There are, however, problems associated with content-based retrieval of medical images, such as the difficulty of automatic segmentation, the large variability of feature selection, and the lack of standardized toolkits and evaluation methods.6–8
There have been several efforts over recent years to solve some of these problems. For instance, the Lung Image Database Consortium (LIDC) collection was specifically developed to support evaluation and comparison of chest CAD systems.9
It can be used similarly to develop, evaluate and compare CBIR systems.
There are also a growing number of open source frameworks for medical imaging applications, such as the Visualization Tookit (VTK),10
the Insight Toolkit (ITK)11
for segmentation and registration, and the Image-Guided Surgery Toolkit (IGstk).12

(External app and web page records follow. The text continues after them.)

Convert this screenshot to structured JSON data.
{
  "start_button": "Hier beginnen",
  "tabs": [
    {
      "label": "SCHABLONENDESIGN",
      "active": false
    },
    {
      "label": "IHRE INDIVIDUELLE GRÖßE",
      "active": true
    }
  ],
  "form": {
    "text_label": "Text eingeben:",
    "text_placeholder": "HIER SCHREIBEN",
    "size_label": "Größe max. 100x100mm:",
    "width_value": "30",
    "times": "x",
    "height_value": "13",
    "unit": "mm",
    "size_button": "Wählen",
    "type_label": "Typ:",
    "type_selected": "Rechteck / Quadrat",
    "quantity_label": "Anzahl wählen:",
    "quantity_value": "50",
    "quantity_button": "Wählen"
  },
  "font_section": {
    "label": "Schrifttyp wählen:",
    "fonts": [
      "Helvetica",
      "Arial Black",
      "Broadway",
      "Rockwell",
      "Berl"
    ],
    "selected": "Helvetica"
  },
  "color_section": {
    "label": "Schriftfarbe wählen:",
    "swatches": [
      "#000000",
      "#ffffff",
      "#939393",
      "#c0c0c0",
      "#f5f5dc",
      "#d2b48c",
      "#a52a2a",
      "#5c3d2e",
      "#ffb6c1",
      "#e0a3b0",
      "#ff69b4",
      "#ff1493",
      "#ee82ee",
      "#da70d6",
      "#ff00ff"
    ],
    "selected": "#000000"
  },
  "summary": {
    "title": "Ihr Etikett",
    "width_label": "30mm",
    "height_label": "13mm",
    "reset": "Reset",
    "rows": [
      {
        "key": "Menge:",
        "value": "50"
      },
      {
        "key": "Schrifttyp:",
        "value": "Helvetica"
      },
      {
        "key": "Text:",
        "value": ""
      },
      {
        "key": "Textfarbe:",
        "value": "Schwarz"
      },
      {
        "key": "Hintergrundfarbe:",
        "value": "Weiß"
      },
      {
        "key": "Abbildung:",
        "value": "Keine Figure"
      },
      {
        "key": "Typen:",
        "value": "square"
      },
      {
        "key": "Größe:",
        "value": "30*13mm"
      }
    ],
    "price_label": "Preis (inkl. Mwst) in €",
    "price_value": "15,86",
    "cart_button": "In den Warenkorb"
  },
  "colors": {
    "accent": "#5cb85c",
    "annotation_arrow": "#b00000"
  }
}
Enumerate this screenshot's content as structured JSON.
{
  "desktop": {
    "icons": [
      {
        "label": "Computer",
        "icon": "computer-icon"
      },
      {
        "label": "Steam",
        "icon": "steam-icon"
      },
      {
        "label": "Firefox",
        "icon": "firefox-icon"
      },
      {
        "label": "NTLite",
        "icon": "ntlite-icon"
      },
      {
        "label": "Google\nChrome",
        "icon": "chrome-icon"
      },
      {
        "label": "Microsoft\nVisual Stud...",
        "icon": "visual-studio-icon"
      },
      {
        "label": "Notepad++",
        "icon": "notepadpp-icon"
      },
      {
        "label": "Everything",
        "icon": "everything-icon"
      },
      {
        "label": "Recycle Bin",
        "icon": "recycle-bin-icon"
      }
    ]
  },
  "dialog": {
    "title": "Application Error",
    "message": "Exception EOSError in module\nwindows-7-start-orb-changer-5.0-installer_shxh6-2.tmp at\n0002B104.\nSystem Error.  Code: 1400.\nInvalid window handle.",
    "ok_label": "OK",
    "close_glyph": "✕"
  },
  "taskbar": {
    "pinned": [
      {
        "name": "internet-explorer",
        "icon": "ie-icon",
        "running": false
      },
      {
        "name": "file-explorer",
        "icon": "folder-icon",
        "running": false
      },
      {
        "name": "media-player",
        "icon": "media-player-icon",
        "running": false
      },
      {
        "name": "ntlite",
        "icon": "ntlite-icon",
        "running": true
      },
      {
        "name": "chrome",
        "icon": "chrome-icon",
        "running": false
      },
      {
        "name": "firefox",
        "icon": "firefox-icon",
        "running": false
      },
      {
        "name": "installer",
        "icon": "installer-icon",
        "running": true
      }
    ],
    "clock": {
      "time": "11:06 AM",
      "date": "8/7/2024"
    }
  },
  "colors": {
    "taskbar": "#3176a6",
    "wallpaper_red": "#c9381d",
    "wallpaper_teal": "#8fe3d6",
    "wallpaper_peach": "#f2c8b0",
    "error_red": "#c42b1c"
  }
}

All of these projects are community-driven and freely available on their websites. In addition, the National Cancer Institute is funding the development of an eXtensible Imaging Platform (XIP) through its Cancer Bioinformatics Grid (caBIG) program.13
We believe that the nature of pulmonary nodules (characterized by very small images and significant physician disagreement) justifies the creation of a specialized system for nodule retrieval. Our goal was to build an open source, independent, extensible, CBIR system for pulmonary nodules in CT images and to contribute this system to the growing open source medical imaging community.